(Items listed in a dataset)
★ ★ ★ ★ ★ ★ ★
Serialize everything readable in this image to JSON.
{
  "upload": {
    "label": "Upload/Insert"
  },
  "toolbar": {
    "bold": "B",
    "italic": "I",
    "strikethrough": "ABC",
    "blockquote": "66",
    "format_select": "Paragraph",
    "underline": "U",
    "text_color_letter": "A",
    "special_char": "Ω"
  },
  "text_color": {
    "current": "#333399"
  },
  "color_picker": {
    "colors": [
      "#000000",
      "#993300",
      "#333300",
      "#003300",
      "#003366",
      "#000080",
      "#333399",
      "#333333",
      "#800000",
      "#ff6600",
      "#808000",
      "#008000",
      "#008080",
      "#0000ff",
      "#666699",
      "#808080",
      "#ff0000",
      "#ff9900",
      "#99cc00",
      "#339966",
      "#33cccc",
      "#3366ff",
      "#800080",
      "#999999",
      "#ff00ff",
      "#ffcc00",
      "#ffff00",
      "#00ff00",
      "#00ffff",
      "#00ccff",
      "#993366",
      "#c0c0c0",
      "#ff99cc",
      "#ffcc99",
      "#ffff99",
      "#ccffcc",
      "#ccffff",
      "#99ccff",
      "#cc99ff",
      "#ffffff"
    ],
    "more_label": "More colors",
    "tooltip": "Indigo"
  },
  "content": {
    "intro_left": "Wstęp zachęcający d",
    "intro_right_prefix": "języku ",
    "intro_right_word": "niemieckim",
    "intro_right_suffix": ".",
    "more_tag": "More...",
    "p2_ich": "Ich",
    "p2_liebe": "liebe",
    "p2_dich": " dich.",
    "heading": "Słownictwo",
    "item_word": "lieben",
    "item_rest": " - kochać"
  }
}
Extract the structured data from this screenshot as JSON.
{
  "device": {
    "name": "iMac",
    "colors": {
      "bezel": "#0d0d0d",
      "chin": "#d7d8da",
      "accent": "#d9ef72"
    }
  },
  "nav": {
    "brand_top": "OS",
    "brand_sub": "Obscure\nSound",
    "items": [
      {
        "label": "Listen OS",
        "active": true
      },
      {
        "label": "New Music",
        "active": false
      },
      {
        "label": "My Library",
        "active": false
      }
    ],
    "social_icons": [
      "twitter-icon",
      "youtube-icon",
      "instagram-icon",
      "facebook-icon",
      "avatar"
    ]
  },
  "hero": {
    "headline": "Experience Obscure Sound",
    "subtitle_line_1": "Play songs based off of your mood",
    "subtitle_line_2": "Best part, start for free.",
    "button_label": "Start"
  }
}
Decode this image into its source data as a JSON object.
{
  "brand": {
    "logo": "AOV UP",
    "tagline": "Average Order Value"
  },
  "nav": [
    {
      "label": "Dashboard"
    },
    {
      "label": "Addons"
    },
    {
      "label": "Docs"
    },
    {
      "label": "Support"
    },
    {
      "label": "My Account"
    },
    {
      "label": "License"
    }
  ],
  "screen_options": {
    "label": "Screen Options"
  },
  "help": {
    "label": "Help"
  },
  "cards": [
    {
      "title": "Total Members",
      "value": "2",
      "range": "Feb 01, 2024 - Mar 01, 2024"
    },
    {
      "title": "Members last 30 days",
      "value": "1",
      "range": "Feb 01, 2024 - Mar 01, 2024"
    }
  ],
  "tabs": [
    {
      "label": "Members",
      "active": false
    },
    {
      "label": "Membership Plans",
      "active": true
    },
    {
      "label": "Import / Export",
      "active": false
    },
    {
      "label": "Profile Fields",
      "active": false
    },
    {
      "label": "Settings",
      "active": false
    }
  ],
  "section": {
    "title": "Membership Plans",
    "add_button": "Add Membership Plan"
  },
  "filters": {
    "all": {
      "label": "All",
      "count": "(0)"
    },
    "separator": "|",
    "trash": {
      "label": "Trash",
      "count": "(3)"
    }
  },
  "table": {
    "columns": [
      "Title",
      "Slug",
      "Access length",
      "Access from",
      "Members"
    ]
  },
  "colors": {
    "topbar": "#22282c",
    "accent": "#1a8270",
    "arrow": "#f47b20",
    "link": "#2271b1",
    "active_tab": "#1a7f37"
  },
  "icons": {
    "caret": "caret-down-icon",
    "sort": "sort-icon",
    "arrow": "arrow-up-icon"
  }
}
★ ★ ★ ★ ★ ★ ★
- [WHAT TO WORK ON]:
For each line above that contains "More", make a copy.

- [ANSWER TO THIS TASK]:
    "more_label": "More colors",
    "more_tag": "More...",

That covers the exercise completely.